11. New book suggests Earth perhaps not such a benevolent mother after all
Post Your Comments:
*Name:
*Comment:
*Email:
Related Image:
Copying mother nature's designs
(Date:3/30/2017)... , March 30, 2017 The research team ... for three-dimensional (3D) fingerprint identification by adopting ground breaking 3D fingerprint ... new realm of speed and accuracy for use in identification, crime ... affordable cost. ... A ...
(Date:3/27/2017)... , March 27, 2017  Catholic Health Services ... Management Systems Society (HIMSS) Analytics for achieving Stage ... Model sm . In addition, CHS previously earned ... hospitals using an electronic medical record (EMR). ... high level of EMR usage in an outpatient ...
(Date:3/23/2017)... Mar. 23, 2017 Research and Markets has ... Analysis & Trends - Industry Forecast to 2025" report to ... ... a CAGR of around 8.8% over the next decade to reach ... analyzes the market estimates and forecasts for all the given segments ...
Breaking Biology News(10 mins):
(Date:5/23/2017)... ... ... Bacterial biofilms, surface adherent communities of bacteria that are encased in a ... and catheter infections to gum disease and the rejection of medical implants. Though ... year, there is currently a paucity of means for preventing their formation or treating ...
(Date:5/22/2017)... ... May 22, 2017 , ... ... it is exhibiting in booth B2 at the Association for Pathology Informatics ... , In addition to demonstrating its Cancer Diagnostic Cockpit and Consultation Portal, ...
(Date:5/18/2017)... ... May 18, 2017 , ... Dr. ... 2017 at the Prince Of Wales Private Hospital. The procedure was performed on ... The patient failed conservative treatments prior to undergoing surgery. , The AxioMed viscoelastic ...

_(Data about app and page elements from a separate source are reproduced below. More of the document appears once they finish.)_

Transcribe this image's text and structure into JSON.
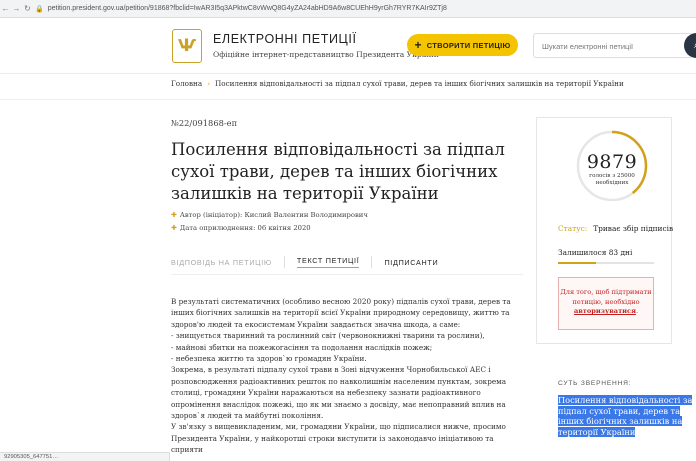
{
  "browser": {
    "url": "petition.president.gov.ua/petition/91868?fbclid=IwAR3I5q3APktwC8vWwQ8G4yZA24abHD9A6w8CUEhH9yrGh7RYR7KAIr9ZTj8"
  },
  "header": {
    "site_title": "ЕЛЕКТРОННІ ПЕТИЦІЇ",
    "site_subtitle": "Офіційне інтернет-представництво Президента України",
    "create_button": "СТВОРИТИ ПЕТИЦІЮ",
    "search_placeholder": "Шукати електронні петиції"
  },
  "breadcrumb": {
    "home": "Головна",
    "current": "Посилення відповідальності за підпал сухої трави, дерев та інших біогічних залишків на території України"
  },
  "petition": {
    "number": "№22/091868-еп",
    "title": "Посилення відповідальності за підпал сухої трави, дерев та інших біогічних залишків на території України",
    "author": "Автор (ініціатор): Кислий Валентин Володимирович",
    "date": "Дата оприлюднення: 06 квітня 2020"
  },
  "tabs": [
    {
      "label": "ВІДПОВІДЬ НА ПЕТИЦІЮ",
      "active": false
    },
    {
      "label": "ТЕКСТ ПЕТИЦІЇ",
      "active": true
    },
    {
      "label": "ПІДПИСАНТИ",
      "active": false
    }
  ],
  "body": {
    "p1": "В результаті систематичних (особливо весною 2020 року) підпалів сухої трави, дерев та інших біогічних залишків на території всієї України природному середовищу, життю та здоров'ю людей та екосистемам України завдається значна шкода, а саме:\n- знищується тваринний та рослинний світ (червонокнижні тварини та рослини),\n- майнові збитки на пожежогасіння та подолання наслідків пожеж;\n- небезпека життю та здоров`ю громадян України.",
    "p2": "Зокрема, в результаті підпалу сухої трави в Зоні відчуження Чорнобильської АЕС і розповсюдження радіоактивних решток по навколишнім населеним пунктам, зокрема столиці, громадяни України наражаються на небезпеку зазнати радіоактивного опромінення внаслідок пожежі, що як ми знаємо з досвіду, має непоправний вплив на здоров`я людей та майбутні покоління.",
    "p3": "У зв'язку з вищевикладеним, ми, громадяни України, що підписалися нижче, просимо Президента України, у найкоротші строки виступити із законодавчо ініціативою та сприяти"
  },
  "stats": {
    "count": "9879",
    "caption": "голосів з 25000 необхідних",
    "progress_fraction": 0.395,
    "status_label": "Статус:",
    "status_value": "Триває збір підписів",
    "remaining": "Залишилося 83 дні",
    "auth_text": "Для того, щоб підтримати петицію, необхідно",
    "auth_link": "авторизуватися",
    "auth_end": "."
  },
  "essence": {
    "label": "СУТЬ ЗВЕРНЕННЯ:",
    "text": "Посилення відповідальності за підпал сухої трави, дерев та інших біогічних залишків на території України"
  },
  "status_bar": {
    "text": "92905305_647751…"
  },
  "colors": {
    "accent": "#d4a017",
    "button": "#f5c400",
    "selection": "#3b78e7",
    "error": "#c32020"
  }
}
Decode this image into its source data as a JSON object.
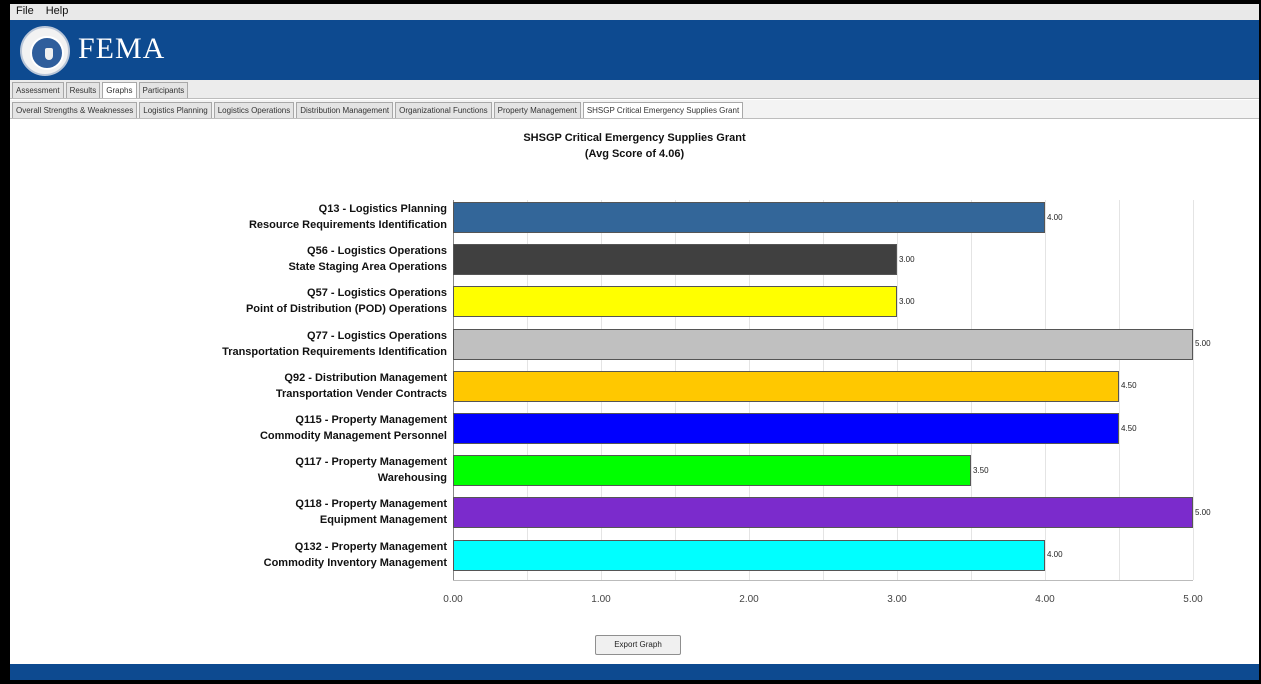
{
  "menu": {
    "file": "File",
    "help": "Help"
  },
  "brand": "FEMA",
  "main_tabs": [
    "Assessment",
    "Results",
    "Graphs",
    "Participants"
  ],
  "main_tab_active": 2,
  "sub_tabs": [
    "Overall Strengths & Weaknesses",
    "Logistics Planning",
    "Logistics Operations",
    "Distribution Management",
    "Organizational Functions",
    "Property Management",
    "SHSGP Critical Emergency Supplies Grant"
  ],
  "sub_tab_active": 6,
  "export_label": "Export Graph",
  "chart_data": {
    "type": "bar",
    "orientation": "horizontal",
    "title": "SHSGP Critical Emergency Supplies Grant",
    "subtitle": "(Avg Score of 4.06)",
    "xlim": [
      0,
      5
    ],
    "ticks": [
      "0.00",
      "1.00",
      "2.00",
      "3.00",
      "4.00",
      "5.00"
    ],
    "grid": true,
    "categories": [
      [
        "Q13 - Logistics Planning",
        "Resource Requirements Identification"
      ],
      [
        "Q56 - Logistics Operations",
        "State Staging Area Operations"
      ],
      [
        "Q57 - Logistics Operations",
        "Point of Distribution (POD) Operations"
      ],
      [
        "Q77 - Logistics Operations",
        "Transportation Requirements Identification"
      ],
      [
        "Q92 - Distribution Management",
        "Transportation Vender Contracts"
      ],
      [
        "Q115 - Property Management",
        "Commodity Management Personnel"
      ],
      [
        "Q117 - Property Management",
        "Warehousing"
      ],
      [
        "Q118 - Property Management",
        "Equipment Management"
      ],
      [
        "Q132 - Property Management",
        "Commodity Inventory Management"
      ]
    ],
    "values": [
      4.0,
      3.0,
      3.0,
      5.0,
      4.5,
      4.5,
      3.5,
      5.0,
      4.0
    ],
    "value_labels": [
      "4.00",
      "3.00",
      "3.00",
      "5.00",
      "4.50",
      "4.50",
      "3.50",
      "5.00",
      "4.00"
    ],
    "colors": [
      "#336699",
      "#404040",
      "#ffff00",
      "#c0c0c0",
      "#ffc800",
      "#0000ff",
      "#00ff00",
      "#7b2bcc",
      "#00ffff"
    ]
  }
}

(Date:5/18/2017)... Massachusetts (PRWEB) , ... May 17, 2017 , ... ... company specializing in medical device compliance and commercialization, has just released version 9.0 ... of work into this latest version of Cockpit,” says David Cronin, CEO of ...
Breaking Biology Technology: